Patients without any evidence of lymph node metastases are supposed to have a fair prognosis, but some of these patients develop recurrent disease unexpectedly after surgery. The object of this study is to examine whether the detection of human papilloma virus (HPV) DNA could be used as a diagnostic marker to predict such recurrences. Two hundred and thirty-six patients undergoing radical hysterectomy and pelvic lymphadenectomy for stage Ib and II cervical cancer at Okayama University Hospital (Japan) from 1988- 1994 were reviewed, and only those cases positive for HPV-16 or HPV-18 in primary sites were included in this survey. The E6-E7 region of the HPV genome was amplified by a sensitive nested PCR from archival pelvic lymph node specimens. HPV sequences identical to those of the primary sites were detected in histologically confirmed negative lymph nodes, regardless of histological type or HPV type of the primary lesion, in 9 of 10 patients who recurred within 4 years of surgery. In contrast, histologically confirmed negative lymph nodes from 12 patients with stage IIb disease without evidence of recurrent disease were all negative for the presence of HPV, except for 1 lymph node. The presence of HPV DNA in histologically negative nodes implies the possibility of early nodal involvement or coexistence of undetectable hematogenic dissemination and could therefore be used as a diagnostic marker to predict the unexpected recurrence of these patients.

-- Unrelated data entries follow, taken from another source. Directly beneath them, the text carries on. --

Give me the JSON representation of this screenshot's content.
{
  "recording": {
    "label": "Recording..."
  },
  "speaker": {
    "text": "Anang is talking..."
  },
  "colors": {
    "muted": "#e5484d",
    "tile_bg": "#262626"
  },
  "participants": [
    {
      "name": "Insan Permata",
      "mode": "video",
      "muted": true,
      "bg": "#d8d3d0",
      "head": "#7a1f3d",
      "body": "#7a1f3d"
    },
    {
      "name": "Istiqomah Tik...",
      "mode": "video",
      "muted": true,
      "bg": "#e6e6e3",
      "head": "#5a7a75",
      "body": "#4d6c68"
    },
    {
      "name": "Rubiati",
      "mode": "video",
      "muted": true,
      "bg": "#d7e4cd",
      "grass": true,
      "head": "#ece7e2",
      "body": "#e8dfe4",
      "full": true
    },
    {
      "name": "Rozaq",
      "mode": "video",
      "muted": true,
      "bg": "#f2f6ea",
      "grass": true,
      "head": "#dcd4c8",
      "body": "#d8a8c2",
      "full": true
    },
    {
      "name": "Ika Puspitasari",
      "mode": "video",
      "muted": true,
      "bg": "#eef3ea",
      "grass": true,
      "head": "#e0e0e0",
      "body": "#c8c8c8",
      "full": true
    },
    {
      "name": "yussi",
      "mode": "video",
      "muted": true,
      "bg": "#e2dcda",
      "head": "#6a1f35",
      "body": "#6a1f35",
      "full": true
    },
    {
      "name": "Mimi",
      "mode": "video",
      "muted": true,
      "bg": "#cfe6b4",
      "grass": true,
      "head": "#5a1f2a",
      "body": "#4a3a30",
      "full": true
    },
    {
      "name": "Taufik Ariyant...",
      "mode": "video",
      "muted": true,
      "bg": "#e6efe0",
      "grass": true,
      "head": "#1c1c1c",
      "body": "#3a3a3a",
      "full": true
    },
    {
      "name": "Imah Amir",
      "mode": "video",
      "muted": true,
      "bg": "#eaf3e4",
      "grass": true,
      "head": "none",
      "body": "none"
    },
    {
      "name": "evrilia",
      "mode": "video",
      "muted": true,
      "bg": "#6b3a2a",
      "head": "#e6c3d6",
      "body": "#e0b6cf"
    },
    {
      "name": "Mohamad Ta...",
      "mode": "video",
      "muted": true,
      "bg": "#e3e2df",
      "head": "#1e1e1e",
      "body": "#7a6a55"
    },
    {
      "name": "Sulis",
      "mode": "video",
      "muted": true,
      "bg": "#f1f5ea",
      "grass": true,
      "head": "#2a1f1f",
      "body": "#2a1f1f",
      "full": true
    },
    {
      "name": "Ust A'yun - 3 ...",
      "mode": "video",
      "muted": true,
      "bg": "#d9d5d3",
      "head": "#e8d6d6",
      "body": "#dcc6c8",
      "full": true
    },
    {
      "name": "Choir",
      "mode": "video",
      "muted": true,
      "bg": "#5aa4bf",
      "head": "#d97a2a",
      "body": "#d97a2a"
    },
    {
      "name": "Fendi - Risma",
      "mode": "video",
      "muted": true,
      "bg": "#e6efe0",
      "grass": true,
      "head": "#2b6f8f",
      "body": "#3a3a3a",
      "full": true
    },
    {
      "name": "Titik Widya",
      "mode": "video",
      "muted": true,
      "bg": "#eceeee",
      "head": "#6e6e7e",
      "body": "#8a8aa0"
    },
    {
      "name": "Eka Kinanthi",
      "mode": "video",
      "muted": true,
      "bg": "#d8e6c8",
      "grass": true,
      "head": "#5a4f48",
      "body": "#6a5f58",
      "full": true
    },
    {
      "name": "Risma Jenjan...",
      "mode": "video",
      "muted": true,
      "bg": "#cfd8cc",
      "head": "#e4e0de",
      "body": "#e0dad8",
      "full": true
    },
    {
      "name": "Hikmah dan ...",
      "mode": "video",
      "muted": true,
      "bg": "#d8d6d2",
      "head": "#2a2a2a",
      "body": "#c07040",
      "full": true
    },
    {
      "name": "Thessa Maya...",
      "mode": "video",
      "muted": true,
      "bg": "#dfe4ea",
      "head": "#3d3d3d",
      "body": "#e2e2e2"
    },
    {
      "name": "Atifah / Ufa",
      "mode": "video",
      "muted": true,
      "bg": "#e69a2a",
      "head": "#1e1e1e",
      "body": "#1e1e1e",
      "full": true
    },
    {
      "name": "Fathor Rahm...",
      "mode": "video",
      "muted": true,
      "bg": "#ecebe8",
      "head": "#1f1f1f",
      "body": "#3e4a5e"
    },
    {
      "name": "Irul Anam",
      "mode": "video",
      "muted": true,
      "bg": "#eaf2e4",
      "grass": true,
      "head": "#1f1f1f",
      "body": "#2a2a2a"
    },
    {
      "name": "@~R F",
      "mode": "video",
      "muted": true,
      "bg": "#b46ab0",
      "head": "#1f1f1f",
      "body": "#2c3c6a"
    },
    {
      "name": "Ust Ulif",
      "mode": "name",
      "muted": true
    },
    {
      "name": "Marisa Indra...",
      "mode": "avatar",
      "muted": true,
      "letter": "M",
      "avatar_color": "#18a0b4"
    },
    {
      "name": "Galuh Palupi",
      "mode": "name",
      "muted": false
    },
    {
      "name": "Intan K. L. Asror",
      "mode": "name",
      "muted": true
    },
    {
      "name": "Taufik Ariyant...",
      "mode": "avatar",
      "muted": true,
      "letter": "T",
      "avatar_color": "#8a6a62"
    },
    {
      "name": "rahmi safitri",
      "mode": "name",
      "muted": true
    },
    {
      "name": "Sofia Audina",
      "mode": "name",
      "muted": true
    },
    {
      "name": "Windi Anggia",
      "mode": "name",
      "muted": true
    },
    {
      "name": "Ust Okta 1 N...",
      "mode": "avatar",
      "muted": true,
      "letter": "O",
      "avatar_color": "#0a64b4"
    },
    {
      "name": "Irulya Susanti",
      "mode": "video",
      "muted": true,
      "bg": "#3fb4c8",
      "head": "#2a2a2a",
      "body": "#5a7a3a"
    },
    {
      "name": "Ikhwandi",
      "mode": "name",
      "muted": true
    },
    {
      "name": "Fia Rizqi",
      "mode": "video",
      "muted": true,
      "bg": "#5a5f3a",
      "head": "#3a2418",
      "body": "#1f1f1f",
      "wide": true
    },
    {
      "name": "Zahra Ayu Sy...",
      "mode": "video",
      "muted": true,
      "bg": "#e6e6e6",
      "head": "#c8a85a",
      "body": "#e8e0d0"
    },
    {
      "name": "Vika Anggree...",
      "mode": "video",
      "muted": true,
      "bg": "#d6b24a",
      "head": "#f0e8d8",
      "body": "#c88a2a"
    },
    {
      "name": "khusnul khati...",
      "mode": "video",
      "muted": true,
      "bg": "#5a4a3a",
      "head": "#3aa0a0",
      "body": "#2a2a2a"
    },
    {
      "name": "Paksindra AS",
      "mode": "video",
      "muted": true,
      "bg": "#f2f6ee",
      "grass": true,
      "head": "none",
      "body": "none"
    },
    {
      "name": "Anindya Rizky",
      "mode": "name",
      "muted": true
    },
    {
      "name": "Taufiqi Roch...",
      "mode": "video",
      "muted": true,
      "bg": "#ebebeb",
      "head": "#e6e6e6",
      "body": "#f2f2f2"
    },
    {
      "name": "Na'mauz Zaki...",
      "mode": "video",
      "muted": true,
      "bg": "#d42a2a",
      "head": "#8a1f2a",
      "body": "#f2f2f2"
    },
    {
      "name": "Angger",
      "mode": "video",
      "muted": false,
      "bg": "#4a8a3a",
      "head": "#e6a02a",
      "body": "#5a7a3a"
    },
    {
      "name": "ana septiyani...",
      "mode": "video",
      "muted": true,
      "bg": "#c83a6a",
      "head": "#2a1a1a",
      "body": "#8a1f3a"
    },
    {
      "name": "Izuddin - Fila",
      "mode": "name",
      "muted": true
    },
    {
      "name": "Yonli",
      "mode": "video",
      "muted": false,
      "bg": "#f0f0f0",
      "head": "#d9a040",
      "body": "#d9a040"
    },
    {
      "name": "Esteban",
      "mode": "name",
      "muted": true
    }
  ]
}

|Number of pages||5|
|Journal||Clinical Cancer Research|
|Publication status||Published - Apr 1 1998|
ASJC Scopus subject areas
- Cancer Research